Copy each line of the records that contains the word "desc".

•••••

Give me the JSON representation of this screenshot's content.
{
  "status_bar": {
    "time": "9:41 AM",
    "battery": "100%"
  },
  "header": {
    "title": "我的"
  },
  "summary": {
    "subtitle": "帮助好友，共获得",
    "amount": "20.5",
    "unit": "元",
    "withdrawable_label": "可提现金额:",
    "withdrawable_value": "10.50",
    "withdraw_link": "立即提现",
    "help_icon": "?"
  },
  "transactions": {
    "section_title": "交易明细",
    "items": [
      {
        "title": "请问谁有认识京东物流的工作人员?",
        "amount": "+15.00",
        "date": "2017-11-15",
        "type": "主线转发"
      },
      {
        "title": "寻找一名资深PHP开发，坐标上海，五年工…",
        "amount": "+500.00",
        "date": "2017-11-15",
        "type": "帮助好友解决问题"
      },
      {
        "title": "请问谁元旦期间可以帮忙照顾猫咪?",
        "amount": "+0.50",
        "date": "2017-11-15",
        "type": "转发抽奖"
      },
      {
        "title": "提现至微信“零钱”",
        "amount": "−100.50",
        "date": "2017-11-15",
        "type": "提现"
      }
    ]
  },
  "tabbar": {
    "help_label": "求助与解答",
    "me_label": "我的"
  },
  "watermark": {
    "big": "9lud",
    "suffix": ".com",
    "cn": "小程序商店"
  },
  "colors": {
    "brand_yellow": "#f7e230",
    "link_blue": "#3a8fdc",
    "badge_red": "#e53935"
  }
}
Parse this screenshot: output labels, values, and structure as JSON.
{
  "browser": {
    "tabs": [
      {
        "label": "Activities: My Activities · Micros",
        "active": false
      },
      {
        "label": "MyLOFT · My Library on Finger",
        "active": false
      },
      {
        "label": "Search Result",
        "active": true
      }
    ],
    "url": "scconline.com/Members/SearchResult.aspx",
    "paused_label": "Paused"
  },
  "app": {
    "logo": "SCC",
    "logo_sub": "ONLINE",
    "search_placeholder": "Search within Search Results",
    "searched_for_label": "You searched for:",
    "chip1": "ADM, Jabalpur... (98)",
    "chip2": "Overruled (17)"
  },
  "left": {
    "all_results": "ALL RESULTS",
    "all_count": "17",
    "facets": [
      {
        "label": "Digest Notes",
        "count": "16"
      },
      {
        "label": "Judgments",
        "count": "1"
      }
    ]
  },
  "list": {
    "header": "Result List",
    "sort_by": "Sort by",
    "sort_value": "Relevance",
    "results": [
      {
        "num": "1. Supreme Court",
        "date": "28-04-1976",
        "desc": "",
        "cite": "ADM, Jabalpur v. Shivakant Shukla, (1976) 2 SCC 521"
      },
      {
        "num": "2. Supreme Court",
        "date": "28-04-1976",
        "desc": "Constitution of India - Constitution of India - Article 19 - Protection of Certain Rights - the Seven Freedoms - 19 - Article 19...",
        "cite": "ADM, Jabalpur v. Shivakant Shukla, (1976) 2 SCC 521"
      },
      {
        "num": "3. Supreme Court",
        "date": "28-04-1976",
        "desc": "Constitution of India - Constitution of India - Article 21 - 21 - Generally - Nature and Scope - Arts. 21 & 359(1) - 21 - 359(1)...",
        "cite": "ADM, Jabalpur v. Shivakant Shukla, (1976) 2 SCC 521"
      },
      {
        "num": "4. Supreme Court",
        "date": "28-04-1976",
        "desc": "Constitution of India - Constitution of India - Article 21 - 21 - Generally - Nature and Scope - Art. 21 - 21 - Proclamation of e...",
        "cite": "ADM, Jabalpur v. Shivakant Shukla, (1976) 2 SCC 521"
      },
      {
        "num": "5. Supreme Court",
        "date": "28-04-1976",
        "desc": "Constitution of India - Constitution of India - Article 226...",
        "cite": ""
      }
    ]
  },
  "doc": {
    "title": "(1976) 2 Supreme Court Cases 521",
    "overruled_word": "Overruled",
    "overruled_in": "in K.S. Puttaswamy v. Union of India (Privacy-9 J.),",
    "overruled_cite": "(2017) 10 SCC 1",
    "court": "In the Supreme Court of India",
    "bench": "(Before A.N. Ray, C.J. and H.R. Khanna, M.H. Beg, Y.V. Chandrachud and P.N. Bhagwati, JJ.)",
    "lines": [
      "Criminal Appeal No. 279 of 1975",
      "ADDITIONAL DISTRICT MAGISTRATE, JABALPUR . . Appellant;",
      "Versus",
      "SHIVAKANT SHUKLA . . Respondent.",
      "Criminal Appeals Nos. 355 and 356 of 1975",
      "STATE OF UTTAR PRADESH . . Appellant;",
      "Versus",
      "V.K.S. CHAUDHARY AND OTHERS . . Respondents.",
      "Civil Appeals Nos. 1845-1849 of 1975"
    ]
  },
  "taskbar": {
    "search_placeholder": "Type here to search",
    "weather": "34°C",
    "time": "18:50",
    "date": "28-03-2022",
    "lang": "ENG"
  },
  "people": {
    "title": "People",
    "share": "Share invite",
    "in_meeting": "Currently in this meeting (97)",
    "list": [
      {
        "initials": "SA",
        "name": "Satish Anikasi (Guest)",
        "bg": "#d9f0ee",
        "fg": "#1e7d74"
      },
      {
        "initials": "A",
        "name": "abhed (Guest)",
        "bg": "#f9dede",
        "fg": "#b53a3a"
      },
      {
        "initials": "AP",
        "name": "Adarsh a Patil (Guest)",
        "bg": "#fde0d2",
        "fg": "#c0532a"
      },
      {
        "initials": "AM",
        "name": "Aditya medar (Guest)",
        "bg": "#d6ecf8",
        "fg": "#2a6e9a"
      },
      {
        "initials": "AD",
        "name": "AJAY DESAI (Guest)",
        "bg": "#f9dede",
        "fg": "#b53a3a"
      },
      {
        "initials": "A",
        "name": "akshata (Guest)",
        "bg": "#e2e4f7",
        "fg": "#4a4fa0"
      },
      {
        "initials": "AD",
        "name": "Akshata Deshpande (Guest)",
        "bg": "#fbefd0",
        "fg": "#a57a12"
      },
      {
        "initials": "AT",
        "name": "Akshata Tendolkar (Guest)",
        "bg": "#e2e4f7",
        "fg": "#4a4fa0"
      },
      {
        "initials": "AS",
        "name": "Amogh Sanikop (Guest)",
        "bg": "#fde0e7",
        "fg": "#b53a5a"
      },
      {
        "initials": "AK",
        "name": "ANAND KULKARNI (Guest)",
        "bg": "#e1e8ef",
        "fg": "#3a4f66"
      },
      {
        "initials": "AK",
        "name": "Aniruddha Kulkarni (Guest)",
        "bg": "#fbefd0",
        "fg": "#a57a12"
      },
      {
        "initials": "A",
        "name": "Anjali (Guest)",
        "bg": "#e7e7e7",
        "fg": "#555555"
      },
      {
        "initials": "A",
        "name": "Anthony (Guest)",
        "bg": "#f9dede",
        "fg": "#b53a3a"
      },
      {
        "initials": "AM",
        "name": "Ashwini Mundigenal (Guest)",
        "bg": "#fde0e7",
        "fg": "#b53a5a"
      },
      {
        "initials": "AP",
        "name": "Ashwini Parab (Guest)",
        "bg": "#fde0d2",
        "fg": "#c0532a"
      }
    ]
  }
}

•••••

■ **ANSWER**
        "desc": "",
        "desc": "Constitution of India - Constitution of India - Article 19 - Protection of Certain Rights - the Seven Freedoms - 19 - Article 19...",
        "desc": "Constitution of India - Constitution of India - Article 21 - 21 - Generally - Nature and Scope - Arts. 21 & 359(1) - 21 - 359(1)...",
        "desc": "Constitution of India - Constitution of India - Article 21 - 21 - Generally - Nature and Scope - Art. 21 - 21 - Proclamation of e...",
        "desc": "Constitution of India - Constitution of India - Article 226...",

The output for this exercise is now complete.